-- Opening Marker --
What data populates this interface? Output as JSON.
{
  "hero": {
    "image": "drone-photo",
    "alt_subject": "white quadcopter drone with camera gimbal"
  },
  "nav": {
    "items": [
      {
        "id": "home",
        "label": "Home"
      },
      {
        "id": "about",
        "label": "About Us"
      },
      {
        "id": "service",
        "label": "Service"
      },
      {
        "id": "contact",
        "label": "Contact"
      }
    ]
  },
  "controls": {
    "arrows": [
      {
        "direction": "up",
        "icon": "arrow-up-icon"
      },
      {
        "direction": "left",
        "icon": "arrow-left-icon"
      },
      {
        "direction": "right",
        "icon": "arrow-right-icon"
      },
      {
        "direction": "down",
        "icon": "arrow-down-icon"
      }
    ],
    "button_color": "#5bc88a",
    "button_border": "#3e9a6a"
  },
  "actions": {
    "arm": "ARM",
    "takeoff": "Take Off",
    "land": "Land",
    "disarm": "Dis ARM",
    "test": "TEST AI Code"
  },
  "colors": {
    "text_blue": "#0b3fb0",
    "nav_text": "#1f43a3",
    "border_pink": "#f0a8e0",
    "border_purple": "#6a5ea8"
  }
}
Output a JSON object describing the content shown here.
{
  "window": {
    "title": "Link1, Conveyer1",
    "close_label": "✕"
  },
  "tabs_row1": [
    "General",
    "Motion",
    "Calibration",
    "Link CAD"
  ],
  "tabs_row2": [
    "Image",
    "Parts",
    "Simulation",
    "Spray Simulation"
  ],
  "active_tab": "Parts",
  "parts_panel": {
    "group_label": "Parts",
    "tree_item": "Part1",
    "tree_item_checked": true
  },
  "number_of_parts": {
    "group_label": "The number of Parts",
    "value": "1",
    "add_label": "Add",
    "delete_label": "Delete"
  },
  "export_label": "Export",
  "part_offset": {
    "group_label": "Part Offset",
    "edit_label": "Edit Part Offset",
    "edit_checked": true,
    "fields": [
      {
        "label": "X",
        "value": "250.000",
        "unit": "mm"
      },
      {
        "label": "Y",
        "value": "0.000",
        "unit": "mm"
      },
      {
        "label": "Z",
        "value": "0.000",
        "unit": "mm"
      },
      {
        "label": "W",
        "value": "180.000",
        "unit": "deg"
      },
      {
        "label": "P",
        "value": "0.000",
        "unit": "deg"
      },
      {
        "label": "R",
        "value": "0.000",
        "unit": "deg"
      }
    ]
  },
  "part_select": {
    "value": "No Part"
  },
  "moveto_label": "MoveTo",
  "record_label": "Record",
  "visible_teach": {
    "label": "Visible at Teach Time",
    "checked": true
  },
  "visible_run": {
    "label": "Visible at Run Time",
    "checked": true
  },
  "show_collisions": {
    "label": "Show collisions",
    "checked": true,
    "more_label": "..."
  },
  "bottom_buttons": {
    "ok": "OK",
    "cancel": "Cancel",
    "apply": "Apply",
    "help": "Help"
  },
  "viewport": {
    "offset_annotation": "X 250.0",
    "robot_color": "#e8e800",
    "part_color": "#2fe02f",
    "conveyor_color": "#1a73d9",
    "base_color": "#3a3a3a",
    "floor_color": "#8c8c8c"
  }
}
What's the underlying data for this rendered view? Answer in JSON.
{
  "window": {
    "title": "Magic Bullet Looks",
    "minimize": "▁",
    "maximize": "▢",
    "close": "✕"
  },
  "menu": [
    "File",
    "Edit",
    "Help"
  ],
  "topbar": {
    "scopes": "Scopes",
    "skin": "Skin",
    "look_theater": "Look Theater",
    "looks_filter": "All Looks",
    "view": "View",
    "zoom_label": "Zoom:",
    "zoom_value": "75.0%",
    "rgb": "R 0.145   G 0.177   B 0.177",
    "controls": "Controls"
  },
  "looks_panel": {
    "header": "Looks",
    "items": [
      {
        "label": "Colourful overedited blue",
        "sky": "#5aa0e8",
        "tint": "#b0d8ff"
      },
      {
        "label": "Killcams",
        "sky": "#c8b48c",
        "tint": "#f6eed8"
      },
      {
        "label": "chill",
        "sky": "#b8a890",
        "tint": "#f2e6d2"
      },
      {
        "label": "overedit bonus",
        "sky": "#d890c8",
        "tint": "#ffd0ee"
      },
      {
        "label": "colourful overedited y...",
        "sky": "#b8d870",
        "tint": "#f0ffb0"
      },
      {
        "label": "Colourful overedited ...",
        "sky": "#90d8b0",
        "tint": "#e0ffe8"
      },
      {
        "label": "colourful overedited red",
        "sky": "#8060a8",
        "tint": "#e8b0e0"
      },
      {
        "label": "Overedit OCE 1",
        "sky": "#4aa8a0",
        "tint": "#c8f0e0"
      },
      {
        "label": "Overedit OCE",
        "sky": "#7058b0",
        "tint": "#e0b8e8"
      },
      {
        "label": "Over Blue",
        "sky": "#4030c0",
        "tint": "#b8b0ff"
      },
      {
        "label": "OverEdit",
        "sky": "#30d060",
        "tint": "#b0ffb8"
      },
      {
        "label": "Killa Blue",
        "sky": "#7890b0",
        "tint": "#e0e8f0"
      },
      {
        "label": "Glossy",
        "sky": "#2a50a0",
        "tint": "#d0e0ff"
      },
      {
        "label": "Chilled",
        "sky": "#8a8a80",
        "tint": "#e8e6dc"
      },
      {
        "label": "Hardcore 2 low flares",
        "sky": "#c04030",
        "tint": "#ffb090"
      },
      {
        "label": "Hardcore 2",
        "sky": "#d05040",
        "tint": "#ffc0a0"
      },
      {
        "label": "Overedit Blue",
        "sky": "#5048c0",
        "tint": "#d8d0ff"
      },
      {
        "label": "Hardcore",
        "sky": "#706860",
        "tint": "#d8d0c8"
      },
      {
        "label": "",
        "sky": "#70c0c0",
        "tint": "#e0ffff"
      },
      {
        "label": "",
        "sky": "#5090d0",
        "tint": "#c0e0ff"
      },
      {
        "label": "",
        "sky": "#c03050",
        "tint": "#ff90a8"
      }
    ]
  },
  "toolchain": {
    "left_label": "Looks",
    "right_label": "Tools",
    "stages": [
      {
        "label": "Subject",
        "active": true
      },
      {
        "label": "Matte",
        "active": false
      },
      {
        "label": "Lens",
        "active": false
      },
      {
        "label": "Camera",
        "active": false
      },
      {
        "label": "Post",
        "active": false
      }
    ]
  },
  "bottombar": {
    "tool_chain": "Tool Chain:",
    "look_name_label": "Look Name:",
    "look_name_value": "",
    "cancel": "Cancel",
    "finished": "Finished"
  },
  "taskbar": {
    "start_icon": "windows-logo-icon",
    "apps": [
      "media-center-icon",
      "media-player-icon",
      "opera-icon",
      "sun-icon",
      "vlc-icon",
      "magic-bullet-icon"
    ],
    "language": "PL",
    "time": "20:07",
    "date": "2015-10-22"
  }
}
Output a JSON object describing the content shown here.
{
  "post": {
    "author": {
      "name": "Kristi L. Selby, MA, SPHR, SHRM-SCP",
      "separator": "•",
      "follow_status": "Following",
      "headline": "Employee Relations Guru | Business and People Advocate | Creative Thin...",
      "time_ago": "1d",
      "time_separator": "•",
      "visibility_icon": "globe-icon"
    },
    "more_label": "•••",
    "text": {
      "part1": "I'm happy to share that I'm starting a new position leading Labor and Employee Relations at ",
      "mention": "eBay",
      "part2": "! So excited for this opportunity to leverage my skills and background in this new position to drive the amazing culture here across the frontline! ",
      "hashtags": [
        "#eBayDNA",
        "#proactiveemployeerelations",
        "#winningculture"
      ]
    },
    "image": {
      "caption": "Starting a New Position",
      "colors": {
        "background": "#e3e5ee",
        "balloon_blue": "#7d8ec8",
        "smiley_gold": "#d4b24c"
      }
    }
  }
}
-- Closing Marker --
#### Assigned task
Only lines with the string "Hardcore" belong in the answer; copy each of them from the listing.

#### Task result
        "label": "Hardcore 2 low flares",
        "label": "Hardcore 2",
        "label": "Hardcore",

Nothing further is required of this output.